[Website and app data records]
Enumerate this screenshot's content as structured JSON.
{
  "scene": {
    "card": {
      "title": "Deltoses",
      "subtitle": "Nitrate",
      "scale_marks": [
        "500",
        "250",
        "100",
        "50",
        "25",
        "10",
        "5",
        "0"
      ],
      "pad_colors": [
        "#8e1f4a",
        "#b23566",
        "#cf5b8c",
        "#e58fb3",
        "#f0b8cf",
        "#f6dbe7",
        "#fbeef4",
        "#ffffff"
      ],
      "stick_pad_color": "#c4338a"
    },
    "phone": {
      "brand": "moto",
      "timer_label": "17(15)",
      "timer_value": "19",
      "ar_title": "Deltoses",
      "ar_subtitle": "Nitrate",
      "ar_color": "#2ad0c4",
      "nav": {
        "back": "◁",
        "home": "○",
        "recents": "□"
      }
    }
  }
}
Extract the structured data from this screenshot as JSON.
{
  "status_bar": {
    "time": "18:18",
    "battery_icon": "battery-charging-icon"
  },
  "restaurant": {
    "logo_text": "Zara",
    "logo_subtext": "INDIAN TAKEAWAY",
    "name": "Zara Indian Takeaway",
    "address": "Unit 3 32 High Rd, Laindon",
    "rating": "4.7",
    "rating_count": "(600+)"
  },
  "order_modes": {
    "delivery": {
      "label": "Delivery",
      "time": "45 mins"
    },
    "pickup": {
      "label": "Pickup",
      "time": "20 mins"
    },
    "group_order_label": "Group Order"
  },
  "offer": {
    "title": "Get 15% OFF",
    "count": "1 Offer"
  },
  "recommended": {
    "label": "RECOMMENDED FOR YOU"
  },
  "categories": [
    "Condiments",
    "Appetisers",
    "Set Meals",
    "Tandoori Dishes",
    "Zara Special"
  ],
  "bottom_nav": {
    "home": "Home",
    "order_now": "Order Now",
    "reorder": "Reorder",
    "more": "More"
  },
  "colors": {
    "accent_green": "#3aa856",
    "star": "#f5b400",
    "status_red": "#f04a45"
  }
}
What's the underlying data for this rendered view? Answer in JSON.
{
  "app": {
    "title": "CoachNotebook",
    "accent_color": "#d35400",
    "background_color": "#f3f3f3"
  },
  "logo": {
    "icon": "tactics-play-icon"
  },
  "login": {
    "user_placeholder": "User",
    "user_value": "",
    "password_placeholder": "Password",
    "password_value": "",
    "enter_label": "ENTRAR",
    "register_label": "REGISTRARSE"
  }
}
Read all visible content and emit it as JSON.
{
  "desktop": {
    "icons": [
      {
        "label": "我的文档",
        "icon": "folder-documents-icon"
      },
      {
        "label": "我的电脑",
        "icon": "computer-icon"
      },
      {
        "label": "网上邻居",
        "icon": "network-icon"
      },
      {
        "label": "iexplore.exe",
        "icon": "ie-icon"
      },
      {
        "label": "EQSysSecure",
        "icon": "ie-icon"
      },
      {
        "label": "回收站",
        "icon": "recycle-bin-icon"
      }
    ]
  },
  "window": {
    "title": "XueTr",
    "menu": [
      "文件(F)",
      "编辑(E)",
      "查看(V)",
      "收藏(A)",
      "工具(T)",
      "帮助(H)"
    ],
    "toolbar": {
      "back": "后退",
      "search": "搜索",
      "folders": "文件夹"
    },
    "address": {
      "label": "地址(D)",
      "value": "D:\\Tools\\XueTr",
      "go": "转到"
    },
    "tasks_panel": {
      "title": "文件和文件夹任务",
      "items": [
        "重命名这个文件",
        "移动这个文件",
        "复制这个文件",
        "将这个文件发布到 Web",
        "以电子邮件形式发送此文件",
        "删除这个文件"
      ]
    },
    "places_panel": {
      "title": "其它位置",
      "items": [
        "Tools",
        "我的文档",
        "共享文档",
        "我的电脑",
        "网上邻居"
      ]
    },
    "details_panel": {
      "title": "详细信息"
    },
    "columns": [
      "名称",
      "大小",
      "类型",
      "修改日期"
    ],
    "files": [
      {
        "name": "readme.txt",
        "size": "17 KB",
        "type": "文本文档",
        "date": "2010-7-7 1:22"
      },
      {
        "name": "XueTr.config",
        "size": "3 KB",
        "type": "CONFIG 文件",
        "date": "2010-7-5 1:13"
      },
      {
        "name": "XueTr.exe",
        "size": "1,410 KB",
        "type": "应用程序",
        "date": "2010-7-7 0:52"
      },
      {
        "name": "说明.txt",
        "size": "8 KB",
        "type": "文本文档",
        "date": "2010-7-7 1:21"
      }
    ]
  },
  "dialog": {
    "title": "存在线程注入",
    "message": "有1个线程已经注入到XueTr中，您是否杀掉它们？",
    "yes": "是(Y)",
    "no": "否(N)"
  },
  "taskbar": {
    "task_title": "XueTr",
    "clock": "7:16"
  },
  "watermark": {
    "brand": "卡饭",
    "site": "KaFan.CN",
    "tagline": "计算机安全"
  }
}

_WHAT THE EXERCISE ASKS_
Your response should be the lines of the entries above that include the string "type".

_EXERCISE OUTPUT_
        "type": "文本文档",
        "type": "CONFIG 文件",
        "type": "应用程序",
        "type": "文本文档",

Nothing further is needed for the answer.